The Kalu Yala Blog
August 23, 2010by Kimberly Kyle Hall
Posted In: Adventures in the Tropics
Today we’re leaving for a group camping trip at Kalu Yala. Over the years, the number one question I get asked by newcomers is, “Are we going to see monkeys?!” The answer is that if you know the right place to look, and listen, there are some pretty good spots.
During my last two hiking trips I’ve seen Howler monkey families of them in the trees, with their young, overhanging the river. Of course I didn’t have my camera on me, not even my iPhone! Laura and I were able to get this great video of a local boy just outside Kalu Yala with his pet mono titi baby named Mindy.
Our two most prevalent monkeys at Kalu Yala are the howler monkey and the mono titi.
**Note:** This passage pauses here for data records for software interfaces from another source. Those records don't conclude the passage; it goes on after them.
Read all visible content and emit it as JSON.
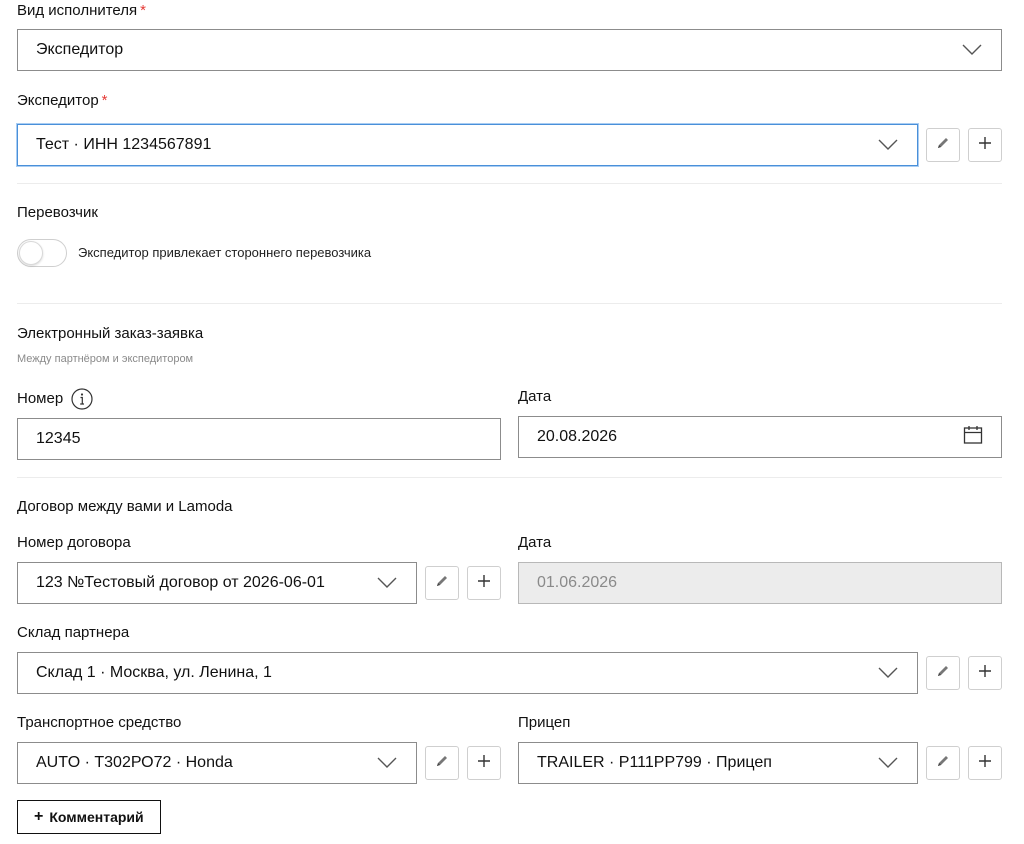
{
  "performer_type": {
    "label": "Вид исполнителя",
    "required": "*",
    "value": "Экспедитор"
  },
  "forwarder": {
    "label": "Экспедитор",
    "required": "*",
    "value": "Тест · ИНН 1234567891"
  },
  "carrier": {
    "title": "Перевозчик",
    "toggle_label": "Экспедитор привлекает стороннего перевозчика",
    "toggle_on": false
  },
  "electronic_order": {
    "title": "Электронный заказ-заявка",
    "hint": "Между партнёром и экспедитором",
    "number_label": "Номер",
    "number_value": "12345",
    "date_label": "Дата",
    "date_value": "20.08.2026"
  },
  "contract": {
    "title": "Договор между вами и Lamoda",
    "number_label": "Номер договора",
    "number_value": "123 №Тестовый договор от 2026-06-01",
    "date_label": "Дата",
    "date_value": "01.06.2026"
  },
  "warehouse": {
    "label": "Склад партнера",
    "value": "Склад 1 · Москва, ул. Ленина, 1"
  },
  "vehicle": {
    "label": "Транспортное средство",
    "value": "AUTO · Т302РО72 · Honda"
  },
  "trailer": {
    "label": "Прицеп",
    "value": "TRAILER · Р111РР799 · Прицеп"
  },
  "comment_button": {
    "plus": "+",
    "label": "Комментарий"
  },
  "icons": {
    "edit": "pencil-icon",
    "add": "plus-icon",
    "dropdown": "chevron-down-icon",
    "calendar": "calendar-icon",
    "info": "info-icon"
  },
  "colors": {
    "required": "#e53935",
    "focus": "#4a90d9",
    "disabled_bg": "#ececec",
    "border": "#8c8c8c"
  }
}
The MONO TITI: aka the Central American Squirrel Monkey. The mono titi is found in Costa Rica and Panama. Mono titis are small omnivores with white and black faces and orange-brownish backs. Like other primates, they live in groups. This species is one of the most egalitarian of all primates- neither male or female monkeys run the show- only during mating season. Research shows they live in groups of 20-75 monkeys, but every time I’ve seen them in Panama there have only been about 4-5 of them in group moving through the trees. Interestingly enough, the mono titi’s ideal habitat is secondary forest or primary forest that has been partially logged; they need low-level vegetation. Many primary forests have extremely tall trees whose canopy’s block out too much sun to let lower level vegetation grow very dense. There is controversy as to whether the mono titis in Panama are endangered like the sub-species in Costa Rica.
Here are some shots I took of a mono titi family earlier this year at Jimmy’s house on Ancon Hill:
I don’t think I will be able to get as close to the Howlers as I did in these pics, but perhaps we can still get some good shots.